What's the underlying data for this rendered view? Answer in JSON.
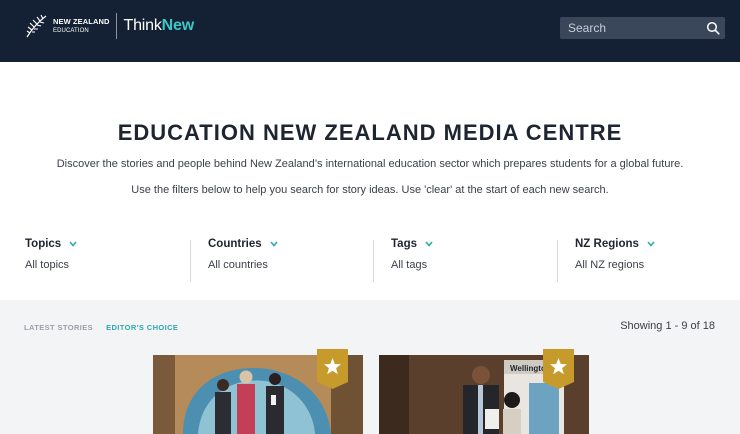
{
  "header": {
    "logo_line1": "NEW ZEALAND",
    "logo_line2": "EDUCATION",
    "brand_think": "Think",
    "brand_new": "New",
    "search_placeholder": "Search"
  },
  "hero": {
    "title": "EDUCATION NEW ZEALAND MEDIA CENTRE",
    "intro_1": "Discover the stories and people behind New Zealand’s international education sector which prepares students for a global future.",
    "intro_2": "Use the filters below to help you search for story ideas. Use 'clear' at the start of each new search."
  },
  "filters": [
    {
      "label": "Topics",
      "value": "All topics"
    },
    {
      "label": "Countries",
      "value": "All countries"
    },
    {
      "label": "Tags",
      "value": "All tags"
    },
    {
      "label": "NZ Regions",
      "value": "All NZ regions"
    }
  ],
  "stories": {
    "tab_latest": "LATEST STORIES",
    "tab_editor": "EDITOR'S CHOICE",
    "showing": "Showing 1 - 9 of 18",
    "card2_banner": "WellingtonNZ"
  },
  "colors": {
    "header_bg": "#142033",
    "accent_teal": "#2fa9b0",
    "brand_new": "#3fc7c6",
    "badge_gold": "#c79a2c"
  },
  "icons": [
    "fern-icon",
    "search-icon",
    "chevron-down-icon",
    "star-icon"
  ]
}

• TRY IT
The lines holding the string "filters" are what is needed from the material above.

• RESPONSE
    "intro_2": "Use the filters below to help you search for story ideas. Use 'clear' at the start of each new search."
  "filters": [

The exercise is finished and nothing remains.